Source data
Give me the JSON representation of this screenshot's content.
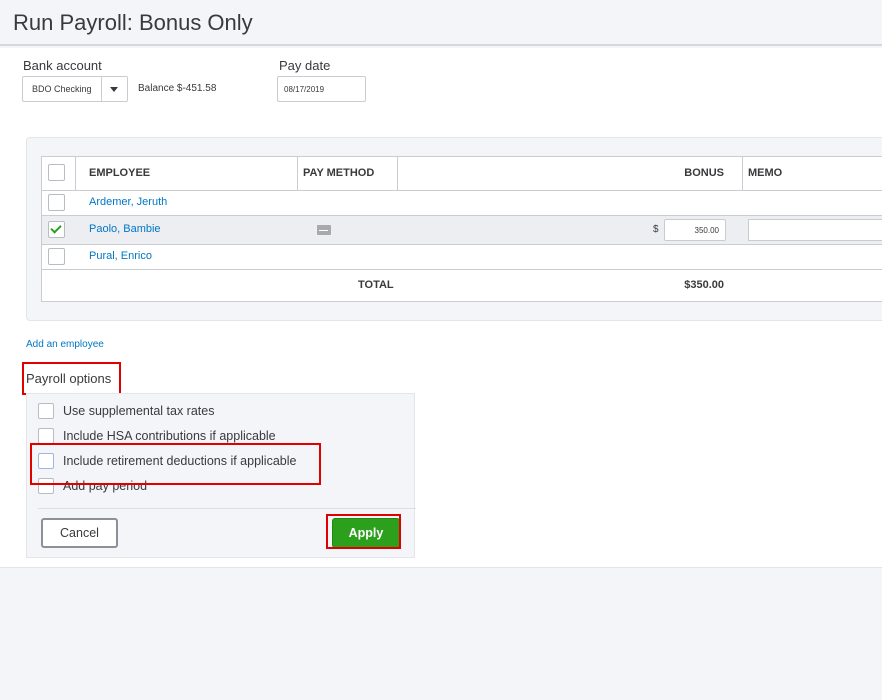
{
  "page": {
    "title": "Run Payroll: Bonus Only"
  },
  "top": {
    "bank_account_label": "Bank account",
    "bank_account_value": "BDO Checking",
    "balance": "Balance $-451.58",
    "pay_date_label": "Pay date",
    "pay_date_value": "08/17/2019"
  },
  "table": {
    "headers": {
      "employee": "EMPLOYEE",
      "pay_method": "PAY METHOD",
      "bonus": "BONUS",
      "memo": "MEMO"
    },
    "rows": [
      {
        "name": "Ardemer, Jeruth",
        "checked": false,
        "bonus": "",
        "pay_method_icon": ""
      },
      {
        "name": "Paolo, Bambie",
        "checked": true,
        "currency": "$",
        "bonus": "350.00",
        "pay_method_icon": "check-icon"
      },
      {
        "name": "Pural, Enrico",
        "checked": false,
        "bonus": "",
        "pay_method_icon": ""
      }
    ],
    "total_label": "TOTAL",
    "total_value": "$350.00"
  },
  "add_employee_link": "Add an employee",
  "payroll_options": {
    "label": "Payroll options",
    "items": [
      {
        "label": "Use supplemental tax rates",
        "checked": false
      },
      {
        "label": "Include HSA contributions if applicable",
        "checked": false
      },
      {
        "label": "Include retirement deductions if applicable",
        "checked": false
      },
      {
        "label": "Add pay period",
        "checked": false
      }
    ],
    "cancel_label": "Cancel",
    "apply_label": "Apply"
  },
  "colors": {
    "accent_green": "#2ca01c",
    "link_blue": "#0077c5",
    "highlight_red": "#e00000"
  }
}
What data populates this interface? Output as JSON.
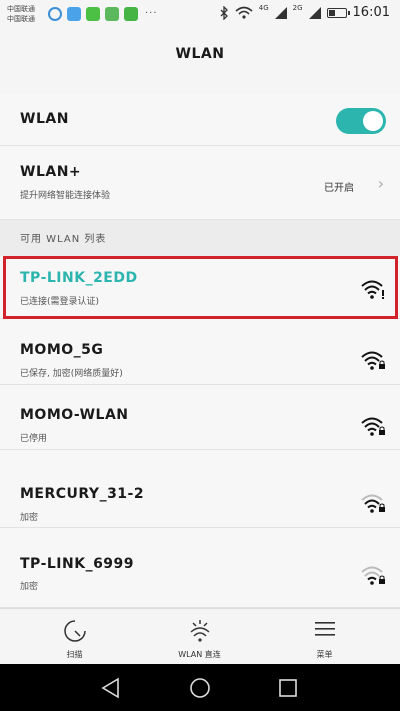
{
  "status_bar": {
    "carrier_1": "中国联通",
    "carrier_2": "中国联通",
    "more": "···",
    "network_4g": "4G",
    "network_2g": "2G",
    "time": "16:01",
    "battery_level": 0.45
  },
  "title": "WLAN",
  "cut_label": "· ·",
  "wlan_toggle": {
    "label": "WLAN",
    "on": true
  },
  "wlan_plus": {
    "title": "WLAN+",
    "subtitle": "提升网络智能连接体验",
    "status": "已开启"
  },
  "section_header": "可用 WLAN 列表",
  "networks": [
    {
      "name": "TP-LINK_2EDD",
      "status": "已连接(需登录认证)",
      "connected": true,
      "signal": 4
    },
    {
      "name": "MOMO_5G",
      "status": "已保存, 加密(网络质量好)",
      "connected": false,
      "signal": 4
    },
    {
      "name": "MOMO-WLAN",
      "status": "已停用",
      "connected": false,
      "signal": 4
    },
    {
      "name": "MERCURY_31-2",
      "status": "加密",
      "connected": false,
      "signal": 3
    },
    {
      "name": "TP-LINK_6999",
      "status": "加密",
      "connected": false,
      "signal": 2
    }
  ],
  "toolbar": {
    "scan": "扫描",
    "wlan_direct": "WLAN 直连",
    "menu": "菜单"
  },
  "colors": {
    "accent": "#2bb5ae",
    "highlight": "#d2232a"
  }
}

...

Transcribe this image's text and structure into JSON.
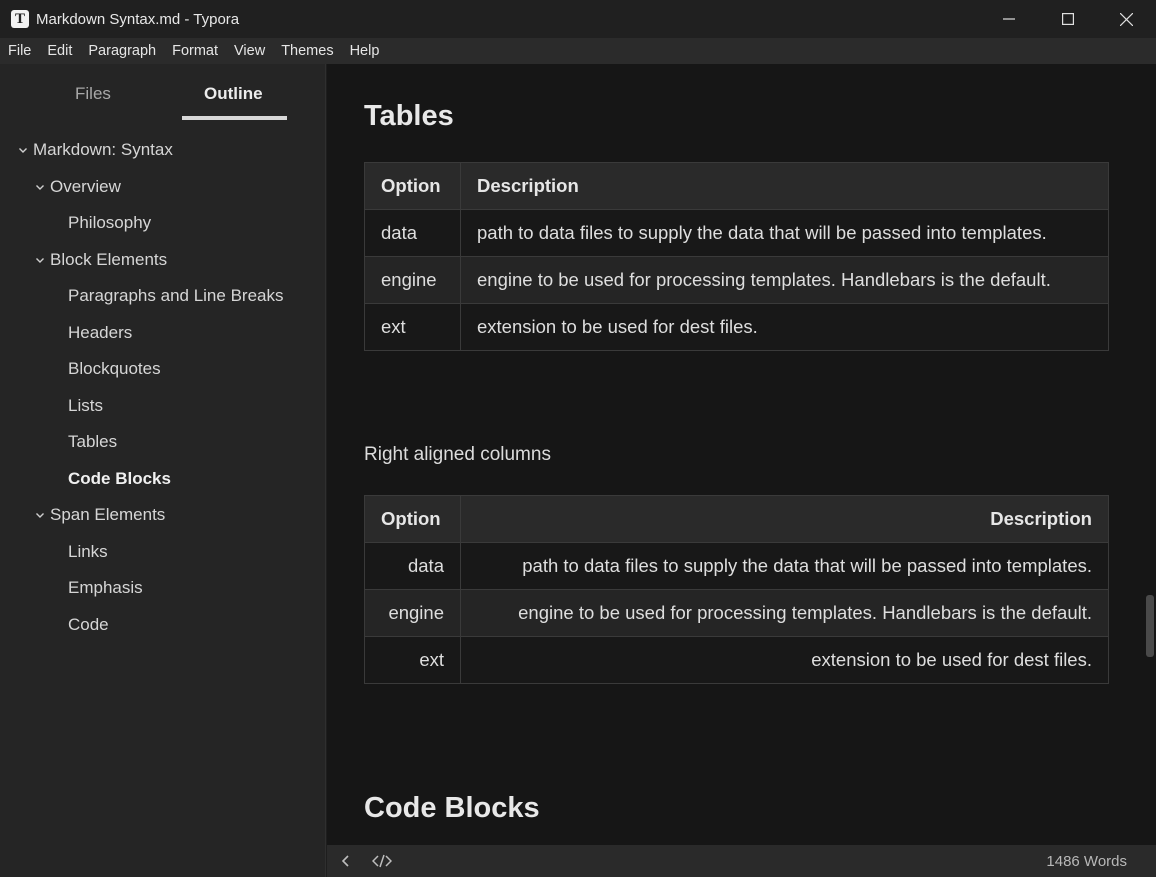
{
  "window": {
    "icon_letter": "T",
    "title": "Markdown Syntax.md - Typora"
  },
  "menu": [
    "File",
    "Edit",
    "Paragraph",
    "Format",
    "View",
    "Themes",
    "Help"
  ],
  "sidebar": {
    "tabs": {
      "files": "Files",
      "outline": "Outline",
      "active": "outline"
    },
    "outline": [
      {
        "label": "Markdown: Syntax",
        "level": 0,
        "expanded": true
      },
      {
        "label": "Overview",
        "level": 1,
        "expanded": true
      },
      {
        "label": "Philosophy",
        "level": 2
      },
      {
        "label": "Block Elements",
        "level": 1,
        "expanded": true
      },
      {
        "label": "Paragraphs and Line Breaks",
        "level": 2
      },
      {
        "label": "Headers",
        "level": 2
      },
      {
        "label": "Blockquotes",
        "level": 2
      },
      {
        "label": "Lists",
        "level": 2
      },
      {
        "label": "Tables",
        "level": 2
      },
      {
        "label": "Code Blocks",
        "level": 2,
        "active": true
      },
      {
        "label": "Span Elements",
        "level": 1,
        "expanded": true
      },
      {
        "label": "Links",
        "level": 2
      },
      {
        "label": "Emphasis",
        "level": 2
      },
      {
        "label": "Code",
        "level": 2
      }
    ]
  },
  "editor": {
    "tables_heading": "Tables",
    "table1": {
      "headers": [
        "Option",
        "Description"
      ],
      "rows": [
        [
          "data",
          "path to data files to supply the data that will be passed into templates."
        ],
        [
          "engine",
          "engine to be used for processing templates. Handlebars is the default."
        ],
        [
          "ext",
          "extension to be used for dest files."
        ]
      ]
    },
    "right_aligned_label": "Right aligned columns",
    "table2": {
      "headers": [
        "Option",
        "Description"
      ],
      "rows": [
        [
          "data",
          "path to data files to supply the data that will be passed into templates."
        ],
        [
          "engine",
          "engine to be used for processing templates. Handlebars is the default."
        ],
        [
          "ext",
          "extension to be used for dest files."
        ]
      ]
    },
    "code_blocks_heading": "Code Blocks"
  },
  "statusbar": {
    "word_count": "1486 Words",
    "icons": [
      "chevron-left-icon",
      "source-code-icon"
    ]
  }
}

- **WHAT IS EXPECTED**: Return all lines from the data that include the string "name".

- **TASK RESPONSE**:
        "name": "Ardemer, Jeruth",
        "name": "Paolo, Bambie",
        "name": "Pural, Enrico",
      "name": "TP-LINK_2EDD",
      "name": "MOMO_5G",
      "name": "MOMO-WLAN",
      "name": "MERCURY_31-2",
      "name": "TP-LINK_6999",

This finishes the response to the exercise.